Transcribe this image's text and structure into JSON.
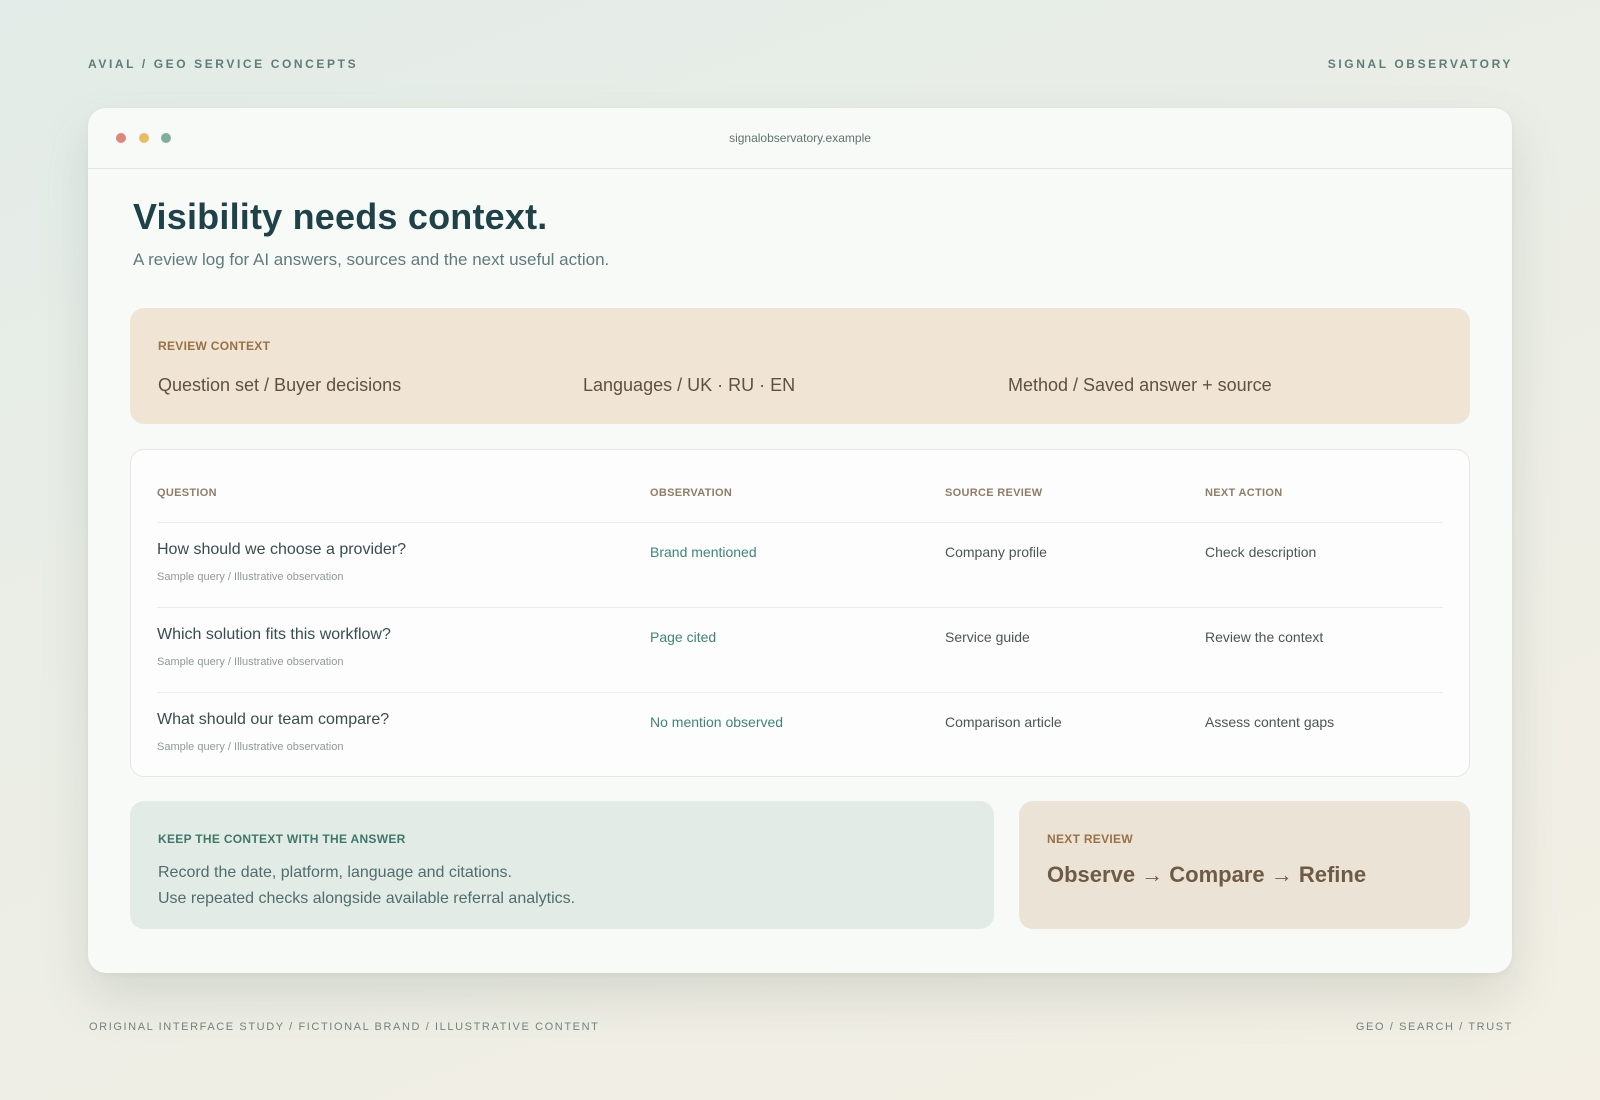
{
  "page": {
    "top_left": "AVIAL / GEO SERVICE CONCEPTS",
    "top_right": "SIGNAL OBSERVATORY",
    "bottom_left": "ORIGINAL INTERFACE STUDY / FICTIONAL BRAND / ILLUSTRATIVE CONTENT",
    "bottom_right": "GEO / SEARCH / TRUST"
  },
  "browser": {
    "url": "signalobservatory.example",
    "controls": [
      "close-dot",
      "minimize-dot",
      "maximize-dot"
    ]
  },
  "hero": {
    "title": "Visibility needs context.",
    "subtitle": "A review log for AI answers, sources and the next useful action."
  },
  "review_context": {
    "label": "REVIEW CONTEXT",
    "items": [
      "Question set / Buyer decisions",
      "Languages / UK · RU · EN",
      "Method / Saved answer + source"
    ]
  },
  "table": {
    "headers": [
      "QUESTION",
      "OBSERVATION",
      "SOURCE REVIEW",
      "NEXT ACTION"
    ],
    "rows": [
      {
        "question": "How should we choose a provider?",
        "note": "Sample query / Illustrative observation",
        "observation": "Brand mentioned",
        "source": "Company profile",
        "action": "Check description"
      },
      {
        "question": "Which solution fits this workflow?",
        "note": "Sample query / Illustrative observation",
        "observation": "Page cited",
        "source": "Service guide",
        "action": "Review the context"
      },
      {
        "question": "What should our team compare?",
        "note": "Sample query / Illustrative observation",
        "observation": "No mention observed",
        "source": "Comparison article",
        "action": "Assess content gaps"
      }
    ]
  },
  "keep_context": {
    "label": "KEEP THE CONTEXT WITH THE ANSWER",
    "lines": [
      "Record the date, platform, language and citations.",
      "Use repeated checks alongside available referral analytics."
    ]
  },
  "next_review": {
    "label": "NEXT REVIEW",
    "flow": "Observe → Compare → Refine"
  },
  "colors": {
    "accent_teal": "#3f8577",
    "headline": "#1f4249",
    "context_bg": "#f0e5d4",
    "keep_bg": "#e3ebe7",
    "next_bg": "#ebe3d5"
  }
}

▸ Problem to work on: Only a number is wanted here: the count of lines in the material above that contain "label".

▸ Written answer: 3